First Lady Melania Trump has developed a rather enigmatic reputation during her husband’s time in office, particularly when compared to other presidential spouses of recent years. Her seeming reluctance to wade into the shark-infested political waters has led countless observers to speculate about her true leanings.
As her four-country African tour drew to a close this weekend, Mrs. Trump offered a rare glimpse into her perspectives, particularly with regard to the highly controversial confirmation of Brett Kavanaugh to the United States Supreme Court, declaring him “highly qualified” to ascend to the seat vacated by recently retired Justice Anthony Kennedy.
Though the first lady expressed approval of Kavanaugh’s qualifications for the high court, she also indicated her belief in the importance of providing an opportunity for women alleging sexual assault to articulate their allegations fully in the proper forum, stating:
“I’m glad that Dr. Ford was heard.

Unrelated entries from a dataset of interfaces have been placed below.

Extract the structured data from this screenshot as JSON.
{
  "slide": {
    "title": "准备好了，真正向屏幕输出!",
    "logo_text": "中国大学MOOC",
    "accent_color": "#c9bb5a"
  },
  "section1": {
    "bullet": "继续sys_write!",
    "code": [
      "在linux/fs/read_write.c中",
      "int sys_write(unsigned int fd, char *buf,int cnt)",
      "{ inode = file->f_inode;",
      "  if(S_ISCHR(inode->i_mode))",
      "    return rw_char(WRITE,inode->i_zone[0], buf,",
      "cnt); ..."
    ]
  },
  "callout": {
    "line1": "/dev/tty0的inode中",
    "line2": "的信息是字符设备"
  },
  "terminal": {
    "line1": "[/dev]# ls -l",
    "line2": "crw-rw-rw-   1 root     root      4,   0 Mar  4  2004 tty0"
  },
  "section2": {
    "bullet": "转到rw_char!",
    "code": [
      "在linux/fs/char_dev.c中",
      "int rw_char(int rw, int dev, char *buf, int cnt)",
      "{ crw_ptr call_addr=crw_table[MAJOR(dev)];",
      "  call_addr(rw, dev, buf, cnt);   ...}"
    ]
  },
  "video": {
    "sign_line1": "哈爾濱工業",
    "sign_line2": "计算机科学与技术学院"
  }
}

I’m glad that Judge Kavanaugh was heard, FBI investigation was done – is completed- and [the] Senate voted.”
Mrs. Trump did not reveal whether she was inclined to believe the accusations made by Dr. Christine Blasey Ford or those made by other women during the confirmation process, but emphasized her opposition to all abuse and highlighted the need to “help all the victims, no matter what kind of abuse they had.”

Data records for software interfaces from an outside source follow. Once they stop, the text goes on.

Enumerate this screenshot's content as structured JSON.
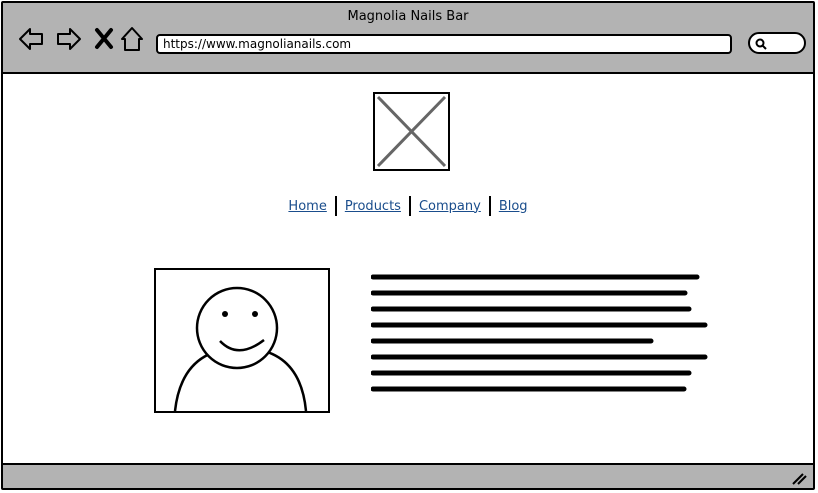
{
  "window": {
    "title": "Magnolia Nails Bar"
  },
  "toolbar": {
    "url": "https://www.magnolianails.com",
    "back_icon": "back-arrow-icon",
    "forward_icon": "forward-arrow-icon",
    "close_icon": "close-x-icon",
    "home_icon": "home-icon",
    "search_icon": "search-icon"
  },
  "nav": {
    "items": [
      {
        "label": "Home"
      },
      {
        "label": "Products"
      },
      {
        "label": "Company"
      },
      {
        "label": "Blog"
      }
    ]
  },
  "colors": {
    "chrome": "#b3b3b3",
    "link": "#1a4d8c",
    "border": "#000000"
  }
}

In the aftermath of the extraordinarily close confirmation vote in the Senate on Saturday, President Trump went a bit further than his wife in assessing the situation, suggesting that “a lot of women are extremely happy” with the ultimate outcome of what became an extremely contentious process.

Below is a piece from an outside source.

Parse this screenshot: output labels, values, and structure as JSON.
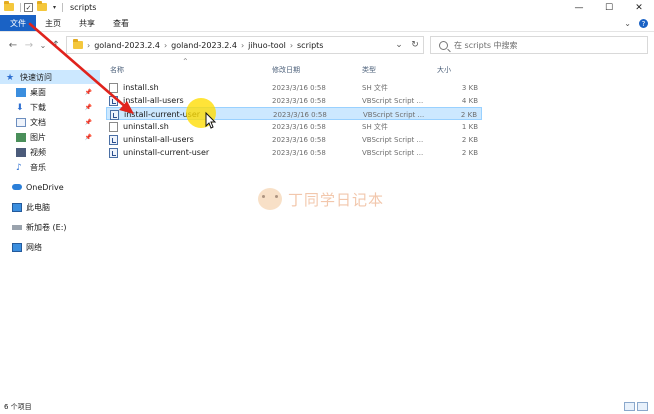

First Lady reveals independent streak
Mrs. Trump’s comments in Africa marked something of a departure from her characteristic reticence regarding her marriage. She asserted that she does not always see eye-to-eye with the President, particularly when it comes to his prolific tweets.
The First Lady stated that she is committed to providing President Trump with her “honest opinion and honest advice” and that “sometimes he listens sometimes he doesn’t.” In an amusing aside, a reporter’s question of whether she ever urges her husband to put the phone away, perhaps to prevent him from a potentially ill-advised Twitter comment, was met with an emphatic “Yes!”
Solo debut on the global stage
The tour of several African countries represented Mrs. Trump’s first significant solo journey abroad since her husband’s inauguration and included stops in Malawi, Ghana, Kenya and Egypt. Calling her experiences during the trip “incredible” and “unforgettable,” the First Lady opted to make official visits that were centered largely on children’s causes, including stops at a school, a hospital, an orphanage and Obama Hall in Ghana.
Mrs. Trump endeavored to shine a spotlight on the positive effects American aid initiatives have long had on the African continent, particularly the successful endeavors undertaken by the U.S. Agency for International Development. Though she was pressed on whether she would urge her husband to boost funding for that organization, the First Lady stated only that the United States will continue to help as it has in the past.
Mrs. Trump urges focus on work, not wardrobe
While the First Lady’s tour of African countries was viewed by many as a successful foray onto the world stage, she did not escape derision from detractors about her sartorial choices while on safari in Kenya. Commentators were quick to find fault with the pith helmet donned by Mrs. Trump to protect against the hot sun, calling it an offensive symbol of colonial domination.
Succinctly and effectively responding to the criticism, Mrs. Trump expressed her wish that people would focus on her actions, rather than her clothes.
Prime-time interview set to air
Despite being one of the most glamorous and intriguing first ladies in our collective memory, Melania Trump has not enjoyed the breadth of media coverage lavished on many of her predecessors. Particularly vexing is her absence from well-known fashion publications such as Vogue, a magazine which featured Michelle Obama on its cover three different times.
Perhaps bucking the mainstream media trend of essentially ignoring Mrs. Trump except to lob insults and criticisms, ABC News Chief National Affairs Correspondent Tom Llamas conducted an extensive, exclusive interview with the First Lady while in Africa, which is set to air on October 12.
It seems all but assured that countless Americans will be looking forward to learning more about this intensely private, yet eminently fascinating public figure and the principles that guide her as she navigates life in the White House and beyond.